Did you miss a session from the Future of Work Summit? Head over to our Future of Work Summit on-demand library to stream.
Facebook, Mozilla, the City University of New York, and other tech industry leaders and nonprofits have joined together to launch a $14 million fund dedicated to advancing news literacy. The money will be invested in the News Integrity Initiative with the goal of increasing trust in journalism worldwide and “better informing the public conversation.”
Other backers of this investment include the Craig Newmark Philanthropic Fund, the Ford Foundation, the Democracy Fund, the John S. and James L. Knight Foundation, the Tow Foundation, AppNexus, and Betaworks. Money will be allocated to applied research and projects, along with facilitating meetings with industry experts. The CUNY Graduate School of Journalism has been tasked with administering the project.

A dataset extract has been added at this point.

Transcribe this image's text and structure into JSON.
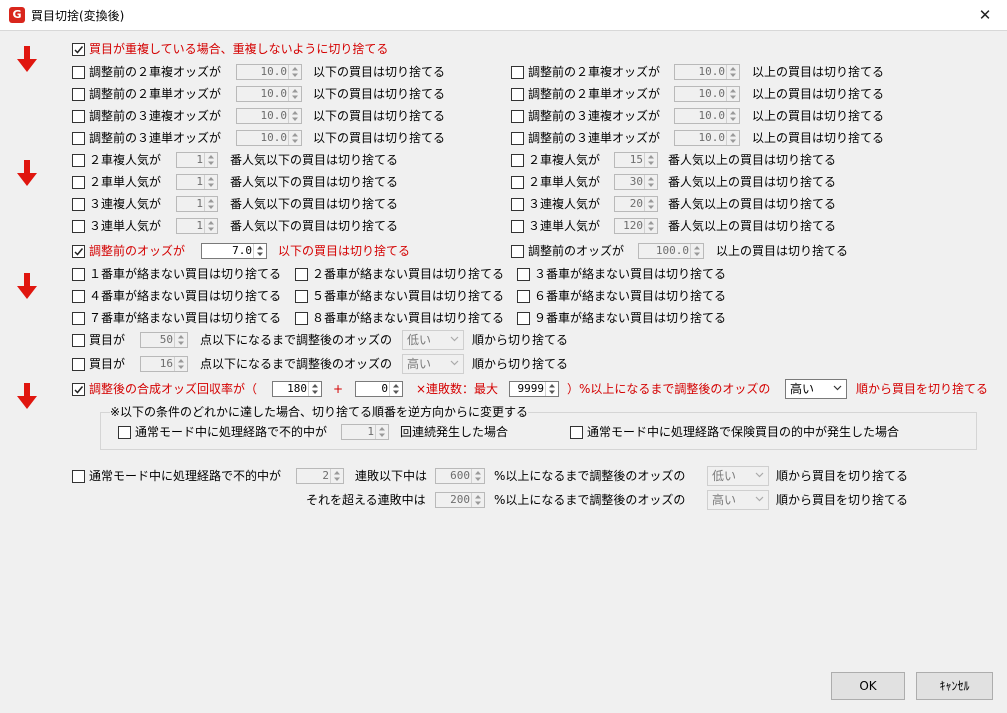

“As part of the Facebook Journalism Project, we want to give people the tools necessary to be discerning about the information they see online,” said Campbell Brown, Facebook’s head of news partnership, in a statement. “Improving news literacy is a global concern, and this diverse group assembled by CUNY brings together experts from around the world to work toward building more informed communities.”
Facebook’s participation is somewhat controversial, as it has largely denied being a media company, especially rebuking claims that fake news on its site affected the outcome of last year’s U.S. presidential election. The social media company has also run into some criticism that it censored conservative viewpoints in its trending topics section. Company chief executive Mark Zuckerberg claims that didn’t happen, but the accusation led to some changes in the way trending topics are selected.
Over the past few months, Facebook has tried to strengthen its relationship with the press, even embarking on a roadshow to meet journalists and offering mea culpas to those in attendance.
“In high school U.S. history, I learned that a trustworthy press is the immune system of democracy,” said Craig Newmark, founder of Craigslist and the Craig Newmark Philanthropic Fund. “As a news consumer, like most folks, I want news we can trust. That means standing up for trustworthy news media and learning how to spot clickbait and deceptive news.”
Right now, 19 organizations and individuals have signed up to work on this new project, including:
- Arizona State University in the U.S.
- Center for Community and Ethnic Media at CUNY Journalism School in the U.S.
- Constructive Institute at Aarhus University in Denmark
- Edelman based in the U.S.
- European Journalism Centre in the Netherlands
- Fundación Gabriel García Márquez para el Nuevo Periodismo Iberoamericano (FNPI) based in Colombia
- Hamburg Media School in Germany
- Hans-Bredow-Institut in Germany
- The Ida B. Wells Society in the U.S.
- International Center for Journalists based in the U.S.
- News Literacy Project based in the U.S.
- Polis, London School of Economics in the U.K.
- Ecole de Journalisme de Sciences Po (Sciences Po Journalism School) in France
- The Society of Publishers in Asia based in Hong Kong
- Trust Project based in the U.S.
- Walkley Foundation in Australia
- Weber Shandwick based in the U.S.
- Wikipedia Founder Jimmy Wales
- United Nations Educational, Scientific and Cultural Organization (UNESCO) Division for Freedom of Expression and Media Development headquartered in France
Additional backers and participants are being sought as the group continues working to better inform communities.
VentureBeat's mission is to be a digital town square for technical decision-makers to gain knowledge about transformative enterprise technology and transact. Learn More